Records for processing:

+-------+

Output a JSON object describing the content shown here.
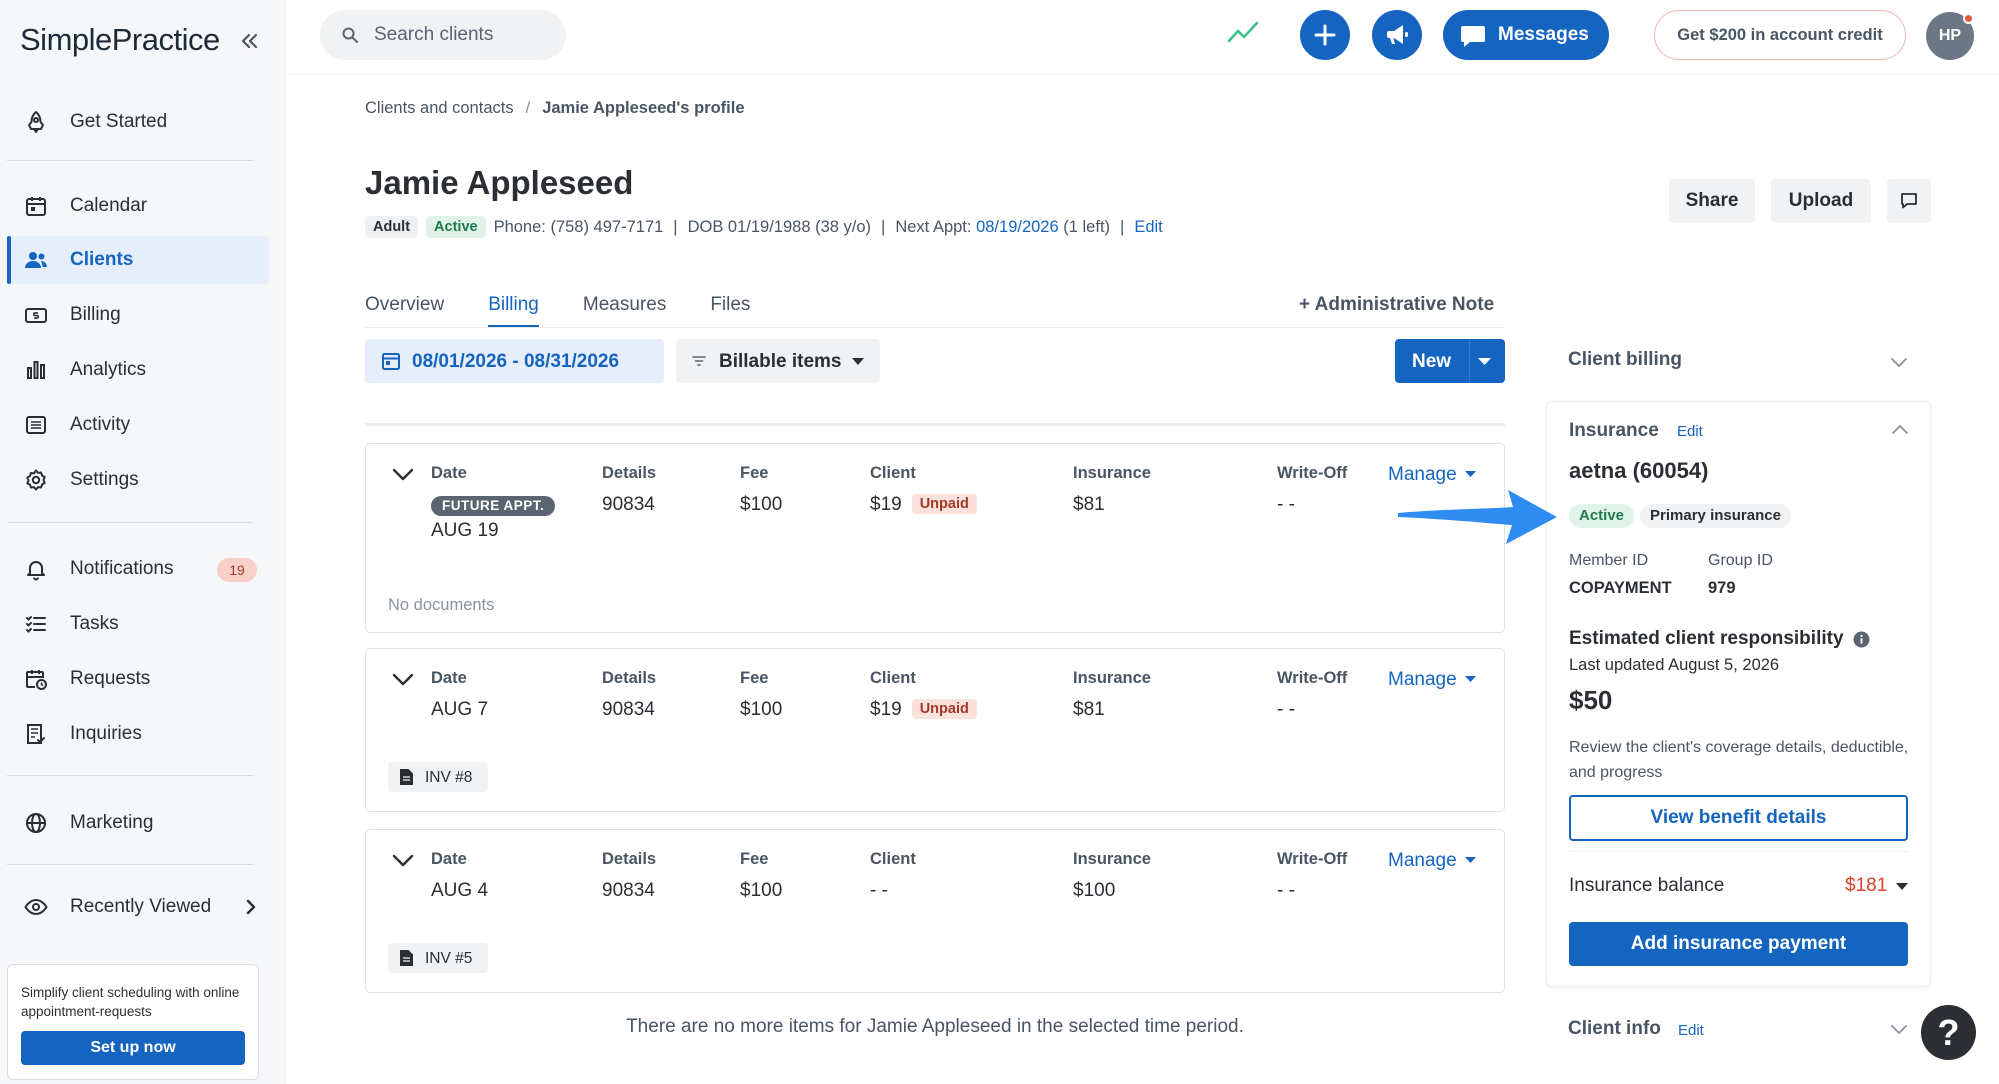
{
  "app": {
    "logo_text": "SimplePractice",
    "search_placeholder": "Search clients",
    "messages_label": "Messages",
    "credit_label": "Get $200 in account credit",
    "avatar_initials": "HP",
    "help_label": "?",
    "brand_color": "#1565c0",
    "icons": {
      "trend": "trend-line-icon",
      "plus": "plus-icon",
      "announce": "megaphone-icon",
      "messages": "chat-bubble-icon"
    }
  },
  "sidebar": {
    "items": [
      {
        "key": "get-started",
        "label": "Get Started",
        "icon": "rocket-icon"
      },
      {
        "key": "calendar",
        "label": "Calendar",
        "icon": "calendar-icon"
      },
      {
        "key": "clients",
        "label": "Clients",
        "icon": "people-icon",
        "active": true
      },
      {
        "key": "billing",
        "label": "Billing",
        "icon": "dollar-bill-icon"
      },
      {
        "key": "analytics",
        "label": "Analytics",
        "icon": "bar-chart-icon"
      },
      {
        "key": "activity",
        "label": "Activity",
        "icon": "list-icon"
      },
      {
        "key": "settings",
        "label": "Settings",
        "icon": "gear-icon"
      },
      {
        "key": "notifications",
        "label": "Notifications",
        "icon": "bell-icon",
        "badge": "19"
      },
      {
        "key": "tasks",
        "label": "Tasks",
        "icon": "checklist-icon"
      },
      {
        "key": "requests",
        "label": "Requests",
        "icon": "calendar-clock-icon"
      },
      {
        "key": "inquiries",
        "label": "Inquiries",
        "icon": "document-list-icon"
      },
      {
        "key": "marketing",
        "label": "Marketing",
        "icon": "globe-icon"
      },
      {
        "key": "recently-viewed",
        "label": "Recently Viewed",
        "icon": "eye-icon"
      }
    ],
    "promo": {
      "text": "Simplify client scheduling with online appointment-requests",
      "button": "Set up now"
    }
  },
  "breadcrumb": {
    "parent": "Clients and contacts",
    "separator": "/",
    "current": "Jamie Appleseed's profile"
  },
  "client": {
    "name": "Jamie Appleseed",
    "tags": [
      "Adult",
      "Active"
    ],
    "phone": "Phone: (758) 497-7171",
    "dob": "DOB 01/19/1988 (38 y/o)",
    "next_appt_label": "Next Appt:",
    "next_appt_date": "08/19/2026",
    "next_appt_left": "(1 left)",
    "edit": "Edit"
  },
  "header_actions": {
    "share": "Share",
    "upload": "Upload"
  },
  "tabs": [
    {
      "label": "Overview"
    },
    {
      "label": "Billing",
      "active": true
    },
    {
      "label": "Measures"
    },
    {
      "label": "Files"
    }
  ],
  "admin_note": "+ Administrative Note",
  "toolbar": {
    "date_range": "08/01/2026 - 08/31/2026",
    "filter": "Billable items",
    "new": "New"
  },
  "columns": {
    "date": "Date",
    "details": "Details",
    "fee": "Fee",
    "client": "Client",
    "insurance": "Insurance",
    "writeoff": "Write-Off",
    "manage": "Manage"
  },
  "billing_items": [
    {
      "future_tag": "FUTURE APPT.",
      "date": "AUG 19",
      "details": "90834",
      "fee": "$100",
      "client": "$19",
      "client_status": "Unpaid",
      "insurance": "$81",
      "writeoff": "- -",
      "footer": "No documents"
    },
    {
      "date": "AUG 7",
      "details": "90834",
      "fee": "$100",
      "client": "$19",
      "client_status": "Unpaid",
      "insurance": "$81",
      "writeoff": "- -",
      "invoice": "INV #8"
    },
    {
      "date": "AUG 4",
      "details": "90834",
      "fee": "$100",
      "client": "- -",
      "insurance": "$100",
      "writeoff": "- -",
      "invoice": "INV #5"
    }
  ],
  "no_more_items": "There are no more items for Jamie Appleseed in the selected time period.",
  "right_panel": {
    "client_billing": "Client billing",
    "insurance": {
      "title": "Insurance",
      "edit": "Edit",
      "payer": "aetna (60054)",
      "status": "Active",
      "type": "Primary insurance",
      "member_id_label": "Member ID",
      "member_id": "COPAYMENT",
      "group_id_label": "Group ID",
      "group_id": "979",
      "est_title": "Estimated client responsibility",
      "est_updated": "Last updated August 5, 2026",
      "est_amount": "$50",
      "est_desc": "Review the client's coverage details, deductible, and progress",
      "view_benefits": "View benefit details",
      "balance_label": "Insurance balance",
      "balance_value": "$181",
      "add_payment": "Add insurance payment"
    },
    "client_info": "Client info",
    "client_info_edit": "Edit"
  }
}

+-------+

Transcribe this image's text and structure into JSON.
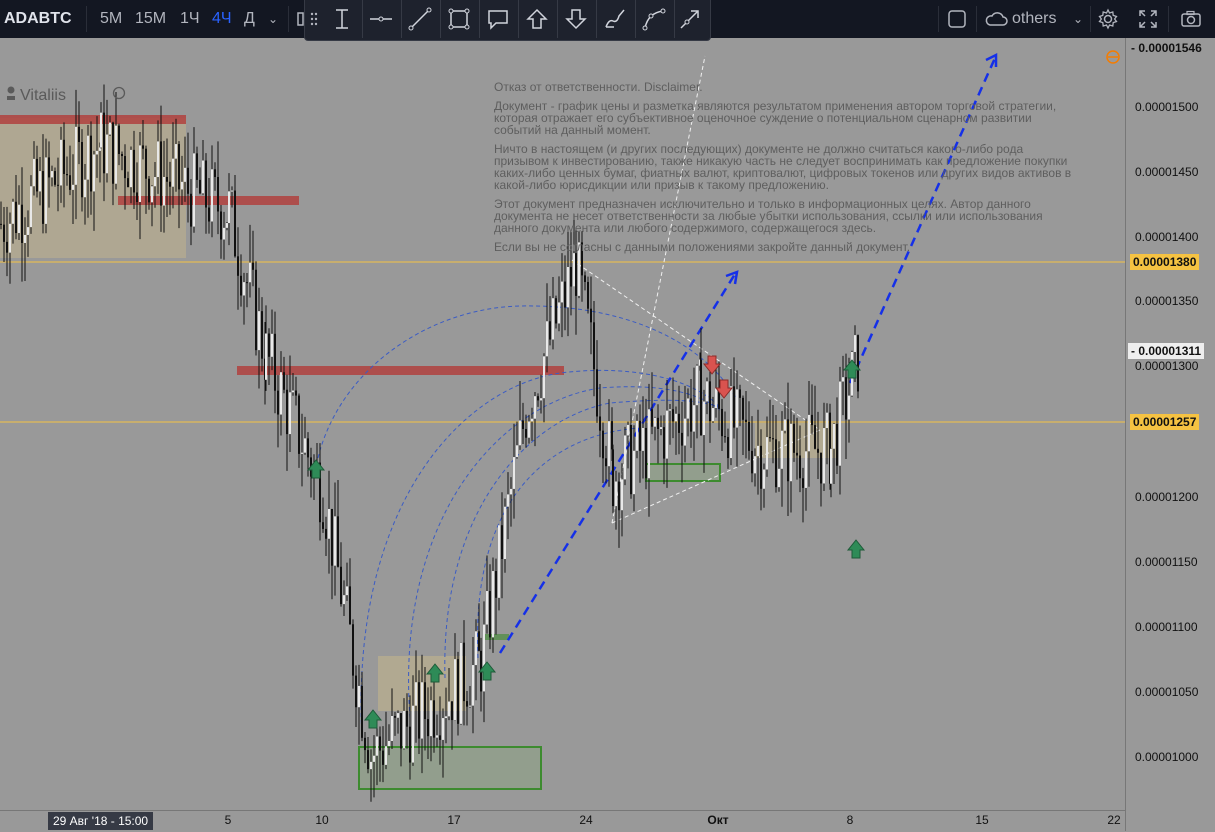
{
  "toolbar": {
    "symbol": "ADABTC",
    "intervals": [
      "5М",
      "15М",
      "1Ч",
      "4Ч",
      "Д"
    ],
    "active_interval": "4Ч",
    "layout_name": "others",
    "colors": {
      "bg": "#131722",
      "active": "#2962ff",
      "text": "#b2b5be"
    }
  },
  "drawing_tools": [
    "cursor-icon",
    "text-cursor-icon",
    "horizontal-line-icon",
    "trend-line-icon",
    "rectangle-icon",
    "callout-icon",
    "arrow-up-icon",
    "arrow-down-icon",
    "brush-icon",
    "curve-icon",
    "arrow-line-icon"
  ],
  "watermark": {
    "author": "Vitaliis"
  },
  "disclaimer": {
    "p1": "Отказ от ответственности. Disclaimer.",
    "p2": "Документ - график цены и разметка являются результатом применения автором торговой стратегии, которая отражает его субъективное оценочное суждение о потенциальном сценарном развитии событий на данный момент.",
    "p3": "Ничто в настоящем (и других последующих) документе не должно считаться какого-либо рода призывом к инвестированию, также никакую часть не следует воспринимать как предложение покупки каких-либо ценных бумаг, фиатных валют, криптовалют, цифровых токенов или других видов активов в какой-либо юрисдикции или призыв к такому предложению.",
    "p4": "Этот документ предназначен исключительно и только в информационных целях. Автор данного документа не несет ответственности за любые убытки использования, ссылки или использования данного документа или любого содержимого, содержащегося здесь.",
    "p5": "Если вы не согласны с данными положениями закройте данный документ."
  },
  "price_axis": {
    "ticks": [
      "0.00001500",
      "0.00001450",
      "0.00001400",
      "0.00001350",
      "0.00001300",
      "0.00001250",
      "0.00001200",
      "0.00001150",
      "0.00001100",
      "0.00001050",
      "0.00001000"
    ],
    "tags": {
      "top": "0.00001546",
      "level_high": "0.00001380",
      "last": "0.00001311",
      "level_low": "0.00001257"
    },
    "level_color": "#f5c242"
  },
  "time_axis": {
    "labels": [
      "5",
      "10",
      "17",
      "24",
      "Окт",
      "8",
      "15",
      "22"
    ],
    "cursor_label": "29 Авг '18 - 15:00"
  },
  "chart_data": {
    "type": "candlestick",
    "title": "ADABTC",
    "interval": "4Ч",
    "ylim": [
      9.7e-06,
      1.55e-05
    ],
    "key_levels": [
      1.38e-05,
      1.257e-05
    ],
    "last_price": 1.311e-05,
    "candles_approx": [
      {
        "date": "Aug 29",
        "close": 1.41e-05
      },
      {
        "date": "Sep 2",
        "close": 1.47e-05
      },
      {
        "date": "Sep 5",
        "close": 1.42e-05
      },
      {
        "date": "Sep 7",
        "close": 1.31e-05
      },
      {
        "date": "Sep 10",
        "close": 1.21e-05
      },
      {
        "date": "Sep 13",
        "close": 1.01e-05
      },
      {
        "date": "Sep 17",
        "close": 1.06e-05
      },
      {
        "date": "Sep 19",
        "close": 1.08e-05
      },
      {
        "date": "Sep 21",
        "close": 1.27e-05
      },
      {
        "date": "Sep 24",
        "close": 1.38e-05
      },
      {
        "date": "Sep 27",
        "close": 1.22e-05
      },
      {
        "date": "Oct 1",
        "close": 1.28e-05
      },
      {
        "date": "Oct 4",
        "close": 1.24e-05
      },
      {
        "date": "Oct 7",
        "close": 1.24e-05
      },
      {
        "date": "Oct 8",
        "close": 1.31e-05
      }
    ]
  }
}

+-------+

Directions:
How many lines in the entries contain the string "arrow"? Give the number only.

Answer below:
3